**What the task requires**: Repeat, word for word, each of the records shown below, without their pictures.

Entries from a dataset of interfaces
###
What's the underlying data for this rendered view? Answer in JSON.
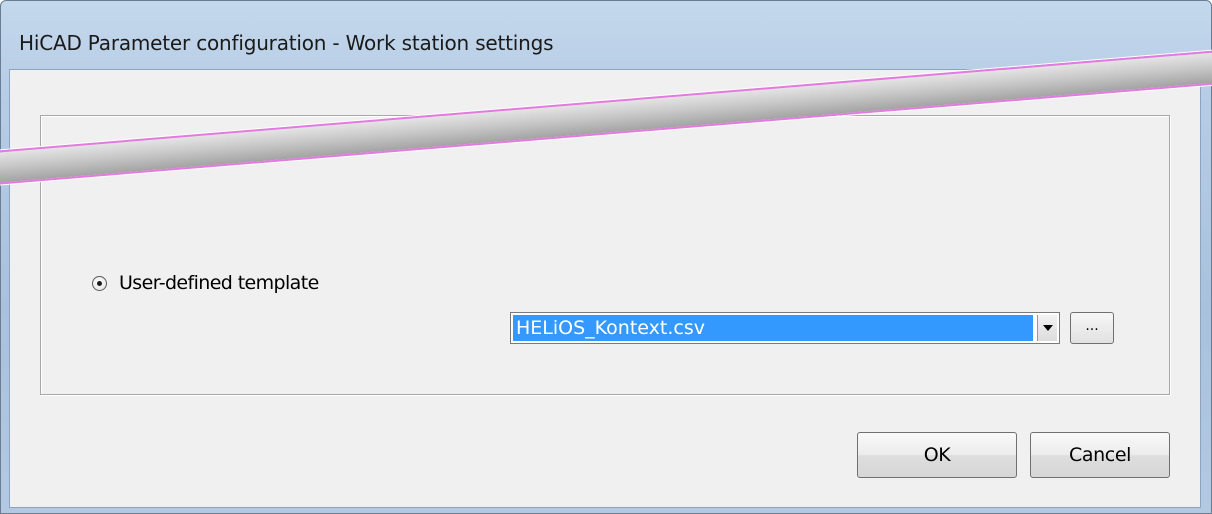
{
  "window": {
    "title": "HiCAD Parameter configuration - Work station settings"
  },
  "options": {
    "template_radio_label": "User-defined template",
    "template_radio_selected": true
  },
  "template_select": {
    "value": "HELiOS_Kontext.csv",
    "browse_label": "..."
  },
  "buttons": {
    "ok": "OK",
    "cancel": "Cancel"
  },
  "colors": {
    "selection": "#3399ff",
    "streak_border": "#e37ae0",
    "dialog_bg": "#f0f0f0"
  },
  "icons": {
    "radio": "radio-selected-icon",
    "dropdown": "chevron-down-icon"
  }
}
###
**Answer to this task**:
What's the underlying data for this rendered view? Answer in JSON.
{
  "window": {
    "title": "HiCAD Parameter configuration - Work station settings"
  },
  "options": {
    "template_radio_label": "User-defined template",
    "template_radio_selected": true
  },
  "template_select": {
    "value": "HELiOS_Kontext.csv",
    "browse_label": "..."
  },
  "buttons": {
    "ok": "OK",
    "cancel": "Cancel"
  },
  "colors": {
    "selection": "#3399ff",
    "streak_border": "#e37ae0",
    "dialog_bg": "#f0f0f0"
  },
  "icons": {
    "radio": "radio-selected-icon",
    "dropdown": "chevron-down-icon"
  }
}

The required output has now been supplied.